EXTRACTED RECORDS section start

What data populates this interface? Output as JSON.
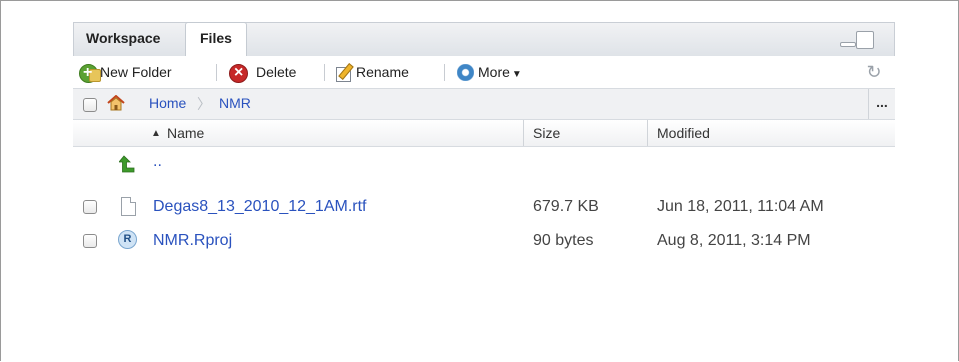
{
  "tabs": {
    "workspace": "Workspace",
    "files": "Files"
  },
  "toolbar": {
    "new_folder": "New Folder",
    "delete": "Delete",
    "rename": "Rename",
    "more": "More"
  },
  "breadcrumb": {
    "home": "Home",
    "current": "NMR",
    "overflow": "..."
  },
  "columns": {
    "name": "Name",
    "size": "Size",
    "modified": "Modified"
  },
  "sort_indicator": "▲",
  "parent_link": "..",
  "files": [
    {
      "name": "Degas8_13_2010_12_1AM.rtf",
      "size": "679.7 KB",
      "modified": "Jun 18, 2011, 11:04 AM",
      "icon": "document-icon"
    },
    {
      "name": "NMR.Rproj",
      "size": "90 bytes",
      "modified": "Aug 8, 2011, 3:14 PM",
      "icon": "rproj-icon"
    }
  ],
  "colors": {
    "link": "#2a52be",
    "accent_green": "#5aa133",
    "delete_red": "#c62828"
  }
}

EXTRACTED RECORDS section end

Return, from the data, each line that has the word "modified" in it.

    "modified": "Modified"
      "modified": "Jun 18, 2011, 11:04 AM",
      "modified": "Aug 8, 2011, 3:14 PM",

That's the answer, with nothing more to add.